If Church Were A Business : Part 2

If we are to re-imagine church as a business, in the biblical sense of the ‘oikos,’ then we need to ask questions of the nature of the business itself, the role of the head of the family, and the roles of the rest of the family.  Here are a few thoughts.

The nature of our business:

Providing a context for worship is not the family business.  Worship is one aspect of what the family does together.  In the Greco-Roman home, the family lived around the courtyard behind the shop-front; and in the Greco-Roman Christian home, worship took place in the dining-room, around the context of the shared meal.  Corporate worship is not our ‘shop-front’ we draw people into.  The shop-front is something else, and in the context of going about our business we build relationships, and having established a relationship with someone we might invite them to experience our family-life.  But the family business is something that enables us to participate in and contribute to the wider economy in which we are set.  And ideally that business, whatever it is, ought to generate income.

So we ought to ask, what business opportunity is there in the place God has set us?  In a small village, it might be running the shop and Post Office; in a market-town square, a cafe; in a major city context, it might be producing courses that can be franchised (family businesses can grow to be very large: there is nothing inherently wrong with being a large church, though I would suggest that a large church built on the worship experience is unhealthy, and probably draws Christians from other churches rather than grows as a result of mission).  It might be after-school homework clubs, or debt counselling, or any of a hundred and one other things (though no one church can attend to a hundred and one things well).

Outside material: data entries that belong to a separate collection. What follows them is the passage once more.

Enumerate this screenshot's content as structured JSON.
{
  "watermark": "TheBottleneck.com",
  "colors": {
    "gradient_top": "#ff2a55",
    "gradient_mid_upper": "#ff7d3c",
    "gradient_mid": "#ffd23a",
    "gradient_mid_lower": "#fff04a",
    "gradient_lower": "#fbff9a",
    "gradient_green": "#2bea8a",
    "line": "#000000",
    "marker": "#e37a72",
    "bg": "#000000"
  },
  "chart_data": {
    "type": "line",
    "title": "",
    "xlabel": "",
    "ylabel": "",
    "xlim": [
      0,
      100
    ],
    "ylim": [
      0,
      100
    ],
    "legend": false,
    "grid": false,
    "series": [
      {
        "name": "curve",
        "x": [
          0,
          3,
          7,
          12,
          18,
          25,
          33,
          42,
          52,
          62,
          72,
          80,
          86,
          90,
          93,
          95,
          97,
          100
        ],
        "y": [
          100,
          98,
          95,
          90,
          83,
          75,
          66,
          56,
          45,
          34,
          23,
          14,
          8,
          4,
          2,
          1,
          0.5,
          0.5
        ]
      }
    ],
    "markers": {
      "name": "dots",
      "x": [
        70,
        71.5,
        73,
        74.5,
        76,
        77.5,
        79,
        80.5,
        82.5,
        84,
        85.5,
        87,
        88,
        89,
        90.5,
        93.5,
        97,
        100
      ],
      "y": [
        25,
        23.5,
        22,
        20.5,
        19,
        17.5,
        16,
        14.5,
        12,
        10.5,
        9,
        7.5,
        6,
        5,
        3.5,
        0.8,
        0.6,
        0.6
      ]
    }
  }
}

The role of the head of the family:

If church is a family business, then there needs to be a head of the family: family businesses do not thrive where there is a free-for-all approach.
The main roles of the head of the family are to carry the vision;
to help every member of the family to identify how they can best contribute to the family business, according to the gifts they have, and to ensure that they get the necessary training and tools to do fulfil their role;
to host the family meal (in my tradition, we call that meal Holy Communion or the Eucharist);
and to represent the family before the heads of other family businesses.
It is not the role of the head of the family to work on behalf of everyone else; and it is not the role of the head of the family to micro-manage them, either.

The roles of the rest of the family:

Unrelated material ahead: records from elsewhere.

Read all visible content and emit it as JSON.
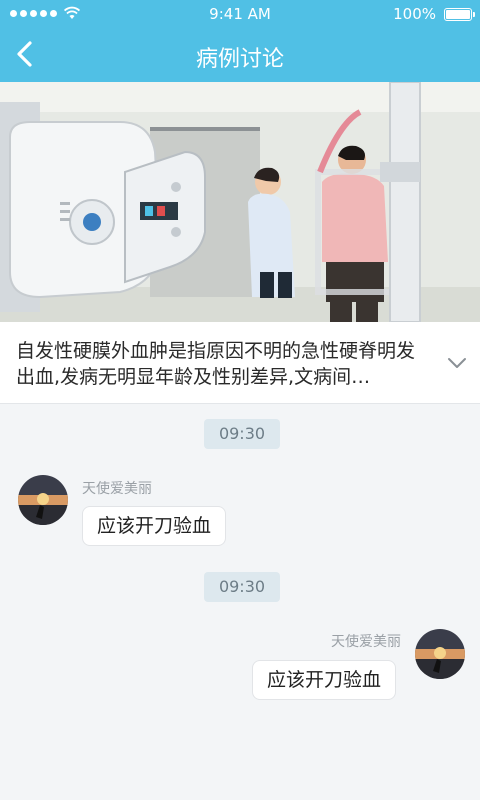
{
  "status_bar": {
    "time": "9:41 AM",
    "battery": "100%",
    "signal_icon": "signal-dots-icon",
    "wifi_icon": "wifi-icon",
    "battery_icon": "battery-icon"
  },
  "header": {
    "title": "病例讨论",
    "back_icon": "back-arrow-icon"
  },
  "hero": {
    "image": "medical-xray-photo"
  },
  "case": {
    "summary": "自发性硬膜外血肿是指原因不明的急性硬脊明发出血,发病无明显年龄及性别差异,文病间…",
    "expand_icon": "chevron-down-icon"
  },
  "messages": [
    {
      "time": "09:30",
      "sender": "天使爱美丽",
      "text": "应该开刀验血",
      "side": "left",
      "avatar": "sunset-avatar"
    },
    {
      "time": "09:30",
      "sender": "天使爱美丽",
      "text": "应该开刀验血",
      "side": "right",
      "avatar": "sunset-avatar"
    }
  ],
  "colors": {
    "primary": "#50c0e5",
    "background": "#f3f5f7",
    "bubble": "#ffffff",
    "time_pill": "#dde8ee"
  }
}
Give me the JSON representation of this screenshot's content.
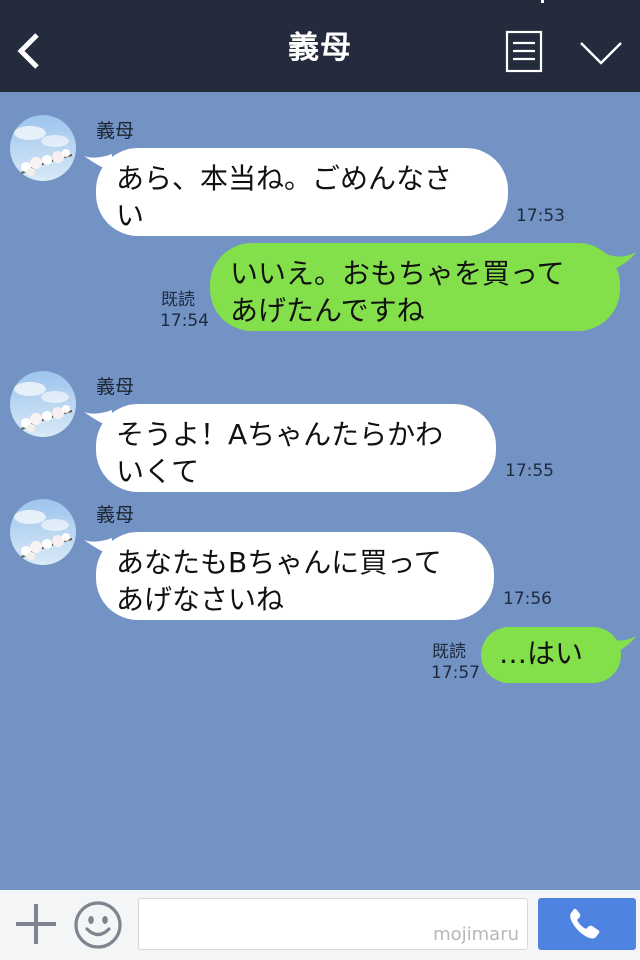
{
  "header": {
    "title": "義母"
  },
  "messages": [
    {
      "sender": "義母",
      "lines": [
        "あら、本当ね。ごめんなさ",
        "い"
      ],
      "time": "17:53"
    },
    {
      "lines": [
        "いいえ。おもちゃを買って",
        "あげたんですね"
      ],
      "read": "既読",
      "time": "17:54"
    },
    {
      "sender": "義母",
      "lines": [
        "そうよ！Aちゃんたらかわ",
        "いくて"
      ],
      "time": "17:55"
    },
    {
      "sender": "義母",
      "lines": [
        "あなたもBちゃんに買って",
        "あげなさいね"
      ],
      "time": "17:56"
    },
    {
      "lines": [
        "…はい"
      ],
      "read": "既読",
      "time": "17:57"
    }
  ],
  "footer": {
    "watermark": "mojimaru"
  },
  "icons": {
    "back": "chevron-left-icon",
    "menu": "menu-icon",
    "collapse": "chevron-down-icon",
    "add": "plus-icon",
    "emoji": "smiley-icon",
    "call": "phone-icon"
  },
  "colors": {
    "background": "#7393c4",
    "header": "#232b3d",
    "incoming_bubble": "#ffffff",
    "outgoing_bubble": "#84e04a",
    "call_button": "#4f83e2"
  }
}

In a family business, everyone has a vested-interest, and everyone must pull their weight.  I was struck by a passage in a novel I read a while back, in which a man recalled growing up on a farm: he had not been a physical boy, but was a gifted mathematician; and for a while his unwillingness to help caused a rift between the family, until his father confronted him: he need not work the land – other than those times, such as harvest, when everyone must pitch in – but he must contribute, nonetheless; and so he trained in order to help keep the farm accounts in order.  Everyone has a role to play, appropriate to the gifts they have been given – and everyone needs to understand where they ‘fit in’ in relation to everyone else.  Competition within the family will result in division and loss, and so we must attend to our relationships as well as our tasks: we must share life together.

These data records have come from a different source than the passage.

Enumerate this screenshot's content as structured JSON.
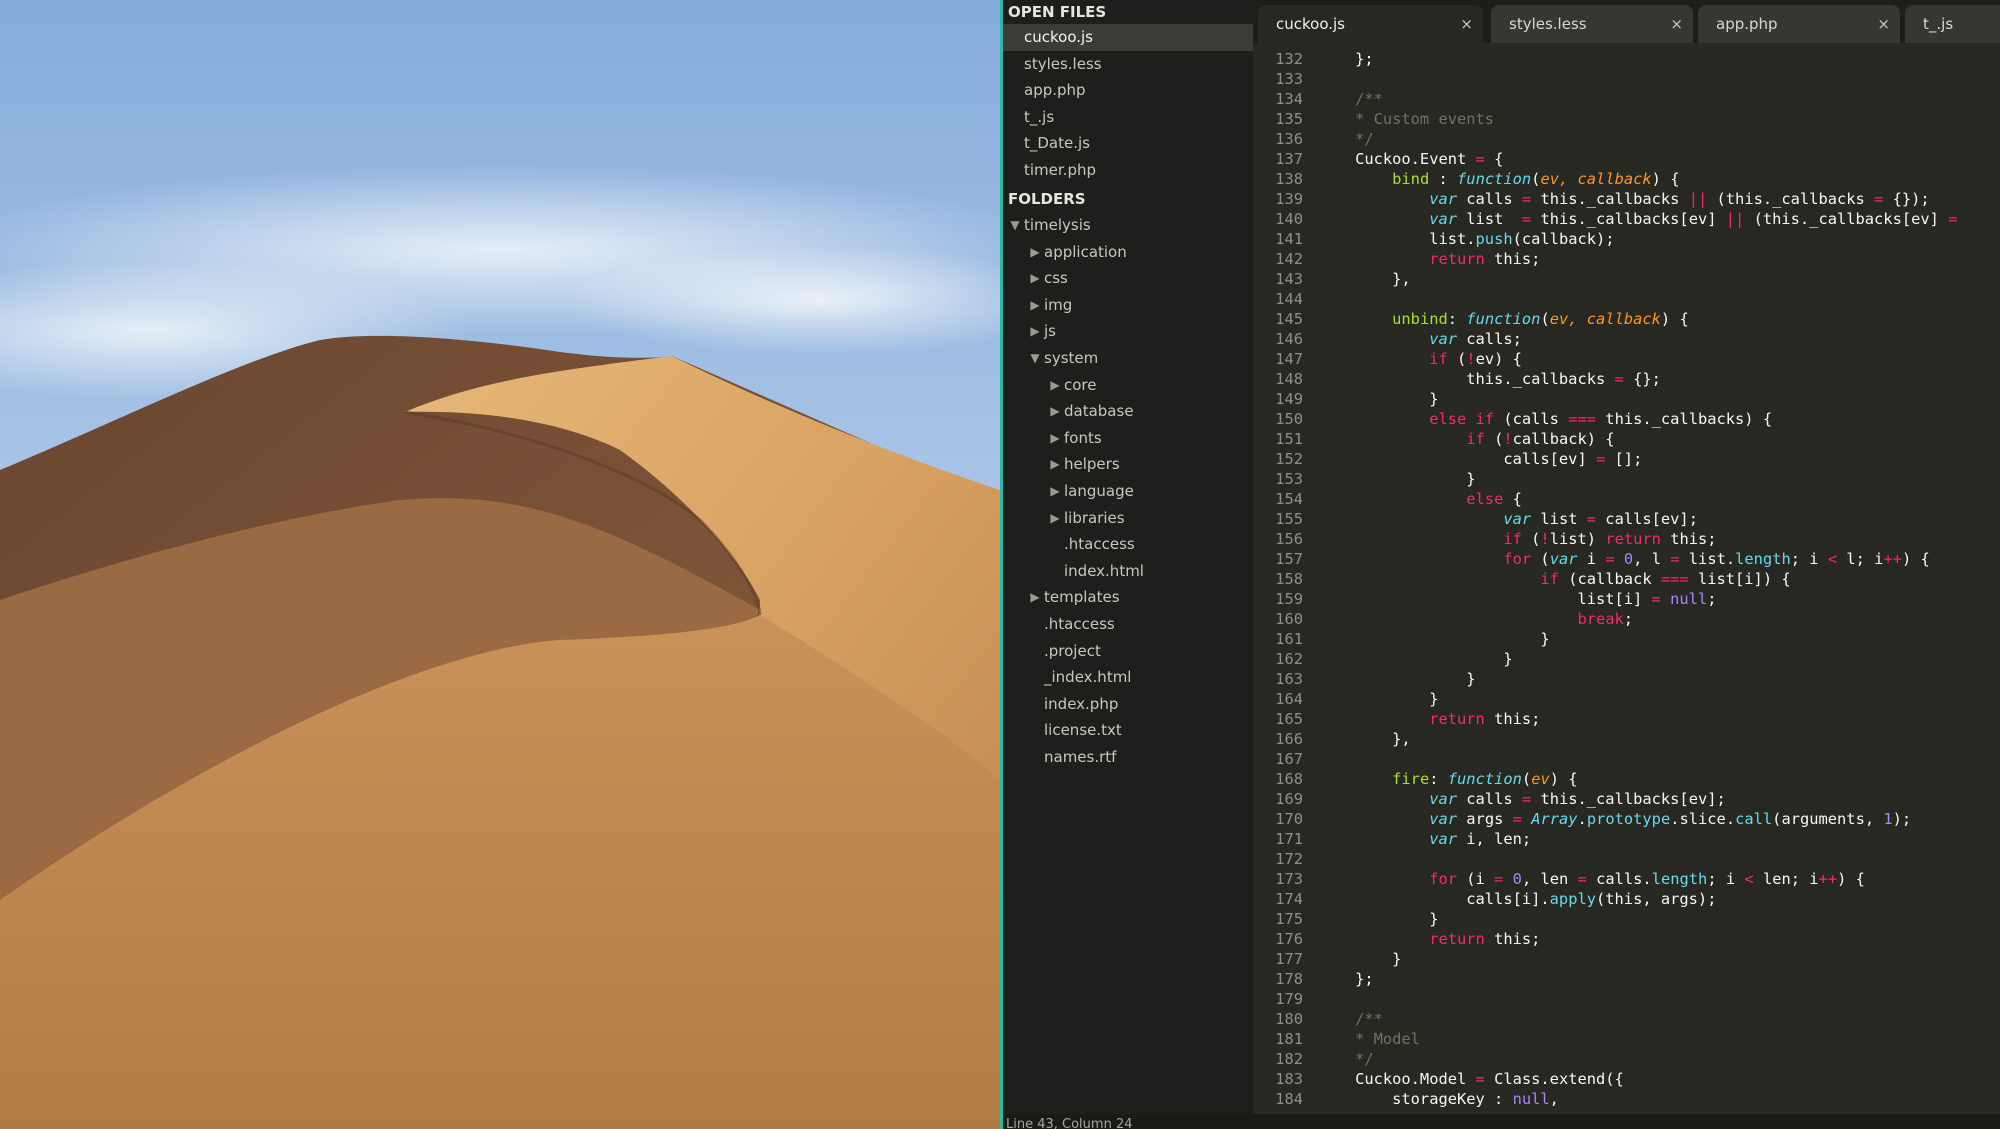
{
  "wallpaper": {
    "description_icon": "desert-dune-wallpaper"
  },
  "sidebar": {
    "open_files_header": "OPEN FILES",
    "open_files": [
      {
        "label": "cuckoo.js",
        "active": true
      },
      {
        "label": "styles.less"
      },
      {
        "label": "app.php"
      },
      {
        "label": "t_.js"
      },
      {
        "label": "t_Date.js"
      },
      {
        "label": "timer.php"
      }
    ],
    "folders_header": "FOLDERS",
    "tree": [
      {
        "label": "timelysis",
        "depth": 0,
        "arrow": "open"
      },
      {
        "label": "application",
        "depth": 1,
        "arrow": "closed"
      },
      {
        "label": "css",
        "depth": 1,
        "arrow": "closed"
      },
      {
        "label": "img",
        "depth": 1,
        "arrow": "closed"
      },
      {
        "label": "js",
        "depth": 1,
        "arrow": "closed"
      },
      {
        "label": "system",
        "depth": 1,
        "arrow": "open"
      },
      {
        "label": "core",
        "depth": 2,
        "arrow": "closed"
      },
      {
        "label": "database",
        "depth": 2,
        "arrow": "closed"
      },
      {
        "label": "fonts",
        "depth": 2,
        "arrow": "closed"
      },
      {
        "label": "helpers",
        "depth": 2,
        "arrow": "closed"
      },
      {
        "label": "language",
        "depth": 2,
        "arrow": "closed"
      },
      {
        "label": "libraries",
        "depth": 2,
        "arrow": "closed"
      },
      {
        "label": ".htaccess",
        "depth": 2,
        "arrow": "none"
      },
      {
        "label": "index.html",
        "depth": 2,
        "arrow": "none"
      },
      {
        "label": "templates",
        "depth": 1,
        "arrow": "closed"
      },
      {
        "label": ".htaccess",
        "depth": 1,
        "arrow": "none"
      },
      {
        "label": ".project",
        "depth": 1,
        "arrow": "none"
      },
      {
        "label": "_index.html",
        "depth": 1,
        "arrow": "none"
      },
      {
        "label": "index.php",
        "depth": 1,
        "arrow": "none"
      },
      {
        "label": "license.txt",
        "depth": 1,
        "arrow": "none"
      },
      {
        "label": "names.rtf",
        "depth": 1,
        "arrow": "none"
      }
    ]
  },
  "tabs": [
    {
      "label": "cuckoo.js",
      "close": "×",
      "active": true
    },
    {
      "label": "styles.less",
      "close": "×"
    },
    {
      "label": "app.php",
      "close": "×"
    },
    {
      "label": "t_.js",
      "close": ""
    }
  ],
  "code_lines": [
    {
      "n": "132",
      "tokens": [
        [
          "    };",
          ""
        ]
      ]
    },
    {
      "n": "133",
      "tokens": []
    },
    {
      "n": "134",
      "tokens": [
        [
          "    /**",
          "cm"
        ]
      ]
    },
    {
      "n": "135",
      "tokens": [
        [
          "    * Custom events",
          "cm"
        ]
      ]
    },
    {
      "n": "136",
      "tokens": [
        [
          "    */",
          "cm"
        ]
      ]
    },
    {
      "n": "137",
      "tokens": [
        [
          "    Cuckoo.Event ",
          ""
        ],
        [
          "=",
          "kw"
        ],
        [
          " {",
          ""
        ]
      ]
    },
    {
      "n": "138",
      "tokens": [
        [
          "        ",
          ""
        ],
        [
          "bind",
          "fn"
        ],
        [
          " : ",
          ""
        ],
        [
          "function",
          "st"
        ],
        [
          "(",
          ""
        ],
        [
          "ev, callback",
          "pa"
        ],
        [
          ") {",
          ""
        ]
      ]
    },
    {
      "n": "139",
      "tokens": [
        [
          "            ",
          ""
        ],
        [
          "var",
          "st"
        ],
        [
          " calls ",
          ""
        ],
        [
          "=",
          "kw"
        ],
        [
          " this._callbacks ",
          ""
        ],
        [
          "||",
          "kw"
        ],
        [
          " (this._callbacks ",
          ""
        ],
        [
          "=",
          "kw"
        ],
        [
          " {});",
          ""
        ]
      ]
    },
    {
      "n": "140",
      "tokens": [
        [
          "            ",
          ""
        ],
        [
          "var",
          "st"
        ],
        [
          " list  ",
          ""
        ],
        [
          "=",
          "kw"
        ],
        [
          " this._callbacks[ev] ",
          ""
        ],
        [
          "||",
          "kw"
        ],
        [
          " (this._callbacks[ev] ",
          ""
        ],
        [
          "=",
          "kw"
        ]
      ]
    },
    {
      "n": "141",
      "tokens": [
        [
          "            list.",
          ""
        ],
        [
          "push",
          "bi"
        ],
        [
          "(callback);",
          ""
        ]
      ]
    },
    {
      "n": "142",
      "tokens": [
        [
          "            ",
          ""
        ],
        [
          "return",
          "kw"
        ],
        [
          " this;",
          ""
        ]
      ]
    },
    {
      "n": "143",
      "tokens": [
        [
          "        },",
          ""
        ]
      ]
    },
    {
      "n": "144",
      "tokens": []
    },
    {
      "n": "145",
      "tokens": [
        [
          "        ",
          ""
        ],
        [
          "unbind",
          "fn"
        ],
        [
          ": ",
          ""
        ],
        [
          "function",
          "st"
        ],
        [
          "(",
          ""
        ],
        [
          "ev, callback",
          "pa"
        ],
        [
          ") {",
          ""
        ]
      ]
    },
    {
      "n": "146",
      "tokens": [
        [
          "            ",
          ""
        ],
        [
          "var",
          "st"
        ],
        [
          " calls;",
          ""
        ]
      ]
    },
    {
      "n": "147",
      "tokens": [
        [
          "            ",
          ""
        ],
        [
          "if",
          "kw"
        ],
        [
          " (",
          ""
        ],
        [
          "!",
          "kw"
        ],
        [
          "ev) {",
          ""
        ]
      ]
    },
    {
      "n": "148",
      "tokens": [
        [
          "                this._callbacks ",
          ""
        ],
        [
          "=",
          "kw"
        ],
        [
          " {};",
          ""
        ]
      ]
    },
    {
      "n": "149",
      "tokens": [
        [
          "            }",
          ""
        ]
      ]
    },
    {
      "n": "150",
      "tokens": [
        [
          "            ",
          ""
        ],
        [
          "else if",
          "kw"
        ],
        [
          " (calls ",
          ""
        ],
        [
          "===",
          "kw"
        ],
        [
          " this._callbacks) {",
          ""
        ]
      ]
    },
    {
      "n": "151",
      "tokens": [
        [
          "                ",
          ""
        ],
        [
          "if",
          "kw"
        ],
        [
          " (",
          ""
        ],
        [
          "!",
          "kw"
        ],
        [
          "callback) {",
          ""
        ]
      ]
    },
    {
      "n": "152",
      "tokens": [
        [
          "                    calls[ev] ",
          ""
        ],
        [
          "=",
          "kw"
        ],
        [
          " [];",
          ""
        ]
      ]
    },
    {
      "n": "153",
      "tokens": [
        [
          "                }",
          ""
        ]
      ]
    },
    {
      "n": "154",
      "tokens": [
        [
          "                ",
          ""
        ],
        [
          "else",
          "kw"
        ],
        [
          " {",
          ""
        ]
      ]
    },
    {
      "n": "155",
      "tokens": [
        [
          "                    ",
          ""
        ],
        [
          "var",
          "st"
        ],
        [
          " list ",
          ""
        ],
        [
          "=",
          "kw"
        ],
        [
          " calls[ev];",
          ""
        ]
      ]
    },
    {
      "n": "156",
      "tokens": [
        [
          "                    ",
          ""
        ],
        [
          "if",
          "kw"
        ],
        [
          " (",
          ""
        ],
        [
          "!",
          "kw"
        ],
        [
          "list) ",
          ""
        ],
        [
          "return",
          "kw"
        ],
        [
          " this;",
          ""
        ]
      ]
    },
    {
      "n": "157",
      "tokens": [
        [
          "                    ",
          ""
        ],
        [
          "for",
          "kw"
        ],
        [
          " (",
          ""
        ],
        [
          "var",
          "st"
        ],
        [
          " i ",
          ""
        ],
        [
          "=",
          "kw"
        ],
        [
          " ",
          ""
        ],
        [
          "0",
          "nu"
        ],
        [
          ", l ",
          ""
        ],
        [
          "=",
          "kw"
        ],
        [
          " list.",
          ""
        ],
        [
          "length",
          "bi"
        ],
        [
          "; i ",
          ""
        ],
        [
          "<",
          "kw"
        ],
        [
          " l; i",
          ""
        ],
        [
          "++",
          "kw"
        ],
        [
          ") {",
          ""
        ]
      ]
    },
    {
      "n": "158",
      "tokens": [
        [
          "                        ",
          ""
        ],
        [
          "if",
          "kw"
        ],
        [
          " (callback ",
          ""
        ],
        [
          "===",
          "kw"
        ],
        [
          " list[i]) {",
          ""
        ]
      ]
    },
    {
      "n": "159",
      "tokens": [
        [
          "                            list[i] ",
          ""
        ],
        [
          "=",
          "kw"
        ],
        [
          " ",
          ""
        ],
        [
          "null",
          "nu"
        ],
        [
          ";",
          ""
        ]
      ]
    },
    {
      "n": "160",
      "tokens": [
        [
          "                            ",
          ""
        ],
        [
          "break",
          "kw"
        ],
        [
          ";",
          ""
        ]
      ]
    },
    {
      "n": "161",
      "tokens": [
        [
          "                        }",
          ""
        ]
      ]
    },
    {
      "n": "162",
      "tokens": [
        [
          "                    }",
          ""
        ]
      ]
    },
    {
      "n": "163",
      "tokens": [
        [
          "                }",
          ""
        ]
      ]
    },
    {
      "n": "164",
      "tokens": [
        [
          "            }",
          ""
        ]
      ]
    },
    {
      "n": "165",
      "tokens": [
        [
          "            ",
          ""
        ],
        [
          "return",
          "kw"
        ],
        [
          " this;",
          ""
        ]
      ]
    },
    {
      "n": "166",
      "tokens": [
        [
          "        },",
          ""
        ]
      ]
    },
    {
      "n": "167",
      "tokens": []
    },
    {
      "n": "168",
      "tokens": [
        [
          "        ",
          ""
        ],
        [
          "fire",
          "fn"
        ],
        [
          ": ",
          ""
        ],
        [
          "function",
          "st"
        ],
        [
          "(",
          ""
        ],
        [
          "ev",
          "pa"
        ],
        [
          ") {",
          ""
        ]
      ]
    },
    {
      "n": "169",
      "tokens": [
        [
          "            ",
          ""
        ],
        [
          "var",
          "st"
        ],
        [
          " calls ",
          ""
        ],
        [
          "=",
          "kw"
        ],
        [
          " this._callbacks[ev];",
          ""
        ]
      ]
    },
    {
      "n": "170",
      "tokens": [
        [
          "            ",
          ""
        ],
        [
          "var",
          "st"
        ],
        [
          " args ",
          ""
        ],
        [
          "=",
          "kw"
        ],
        [
          " ",
          ""
        ],
        [
          "Array",
          "st"
        ],
        [
          ".",
          ""
        ],
        [
          "prototype",
          "bi"
        ],
        [
          ".slice.",
          ""
        ],
        [
          "call",
          "bi"
        ],
        [
          "(arguments, ",
          ""
        ],
        [
          "1",
          "nu"
        ],
        [
          ");",
          ""
        ]
      ]
    },
    {
      "n": "171",
      "tokens": [
        [
          "            ",
          ""
        ],
        [
          "var",
          "st"
        ],
        [
          " i, len;",
          ""
        ]
      ]
    },
    {
      "n": "172",
      "tokens": []
    },
    {
      "n": "173",
      "tokens": [
        [
          "            ",
          ""
        ],
        [
          "for",
          "kw"
        ],
        [
          " (i ",
          ""
        ],
        [
          "=",
          "kw"
        ],
        [
          " ",
          ""
        ],
        [
          "0",
          "nu"
        ],
        [
          ", len ",
          ""
        ],
        [
          "=",
          "kw"
        ],
        [
          " calls.",
          ""
        ],
        [
          "length",
          "bi"
        ],
        [
          "; i ",
          ""
        ],
        [
          "<",
          "kw"
        ],
        [
          " len; i",
          ""
        ],
        [
          "++",
          "kw"
        ],
        [
          ") {",
          ""
        ]
      ]
    },
    {
      "n": "174",
      "tokens": [
        [
          "                calls[i].",
          ""
        ],
        [
          "apply",
          "bi"
        ],
        [
          "(this, args);",
          ""
        ]
      ]
    },
    {
      "n": "175",
      "tokens": [
        [
          "            }",
          ""
        ]
      ]
    },
    {
      "n": "176",
      "tokens": [
        [
          "            ",
          ""
        ],
        [
          "return",
          "kw"
        ],
        [
          " this;",
          ""
        ]
      ]
    },
    {
      "n": "177",
      "tokens": [
        [
          "        }",
          ""
        ]
      ]
    },
    {
      "n": "178",
      "tokens": [
        [
          "    };",
          ""
        ]
      ]
    },
    {
      "n": "179",
      "tokens": []
    },
    {
      "n": "180",
      "tokens": [
        [
          "    /**",
          "cm"
        ]
      ]
    },
    {
      "n": "181",
      "tokens": [
        [
          "    * Model",
          "cm"
        ]
      ]
    },
    {
      "n": "182",
      "tokens": [
        [
          "    */",
          "cm"
        ]
      ]
    },
    {
      "n": "183",
      "tokens": [
        [
          "    Cuckoo.Model ",
          ""
        ],
        [
          "=",
          "kw"
        ],
        [
          " Class.extend({",
          ""
        ]
      ]
    },
    {
      "n": "184",
      "tokens": [
        [
          "        storageKey : ",
          ""
        ],
        [
          "null",
          "nu"
        ],
        [
          ",",
          ""
        ]
      ]
    }
  ],
  "status": {
    "text": "Line 43, Column 24"
  },
  "colors": {
    "editor_bg": "#272822",
    "sidebar_bg": "#1e1f1c",
    "tabbar_bg": "#1d1e1a",
    "divider": "#2fb8a4",
    "keyword": "#f92672",
    "storage": "#66d9ef",
    "function_name": "#a6e22e",
    "parameter": "#fd971f",
    "number": "#ae81ff",
    "comment": "#75715e",
    "builtin": "#66d9ef",
    "text": "#f8f8f2"
  }
}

Of course, our context has become different from that of the ‘oikos’: we don’t live and work as family units, and members of a local congregation live in several family units and work in a diversity of employment (including retirement, and volunteering).  This means that our church commitment is ‘time poor’ in comparison.  Nonetheless, I believe we need to re-imagine church as a family business – as opposed to a place of sustenance for individuals – and that we can do this to a considerable extent...

1 comment:

  1. Caveat: in this post, I am using the term 'worship' as we have generally come to understand it - sung, or liturgical, or eucharistic - rather than in the wider sense that everything we do can be an offering of worship.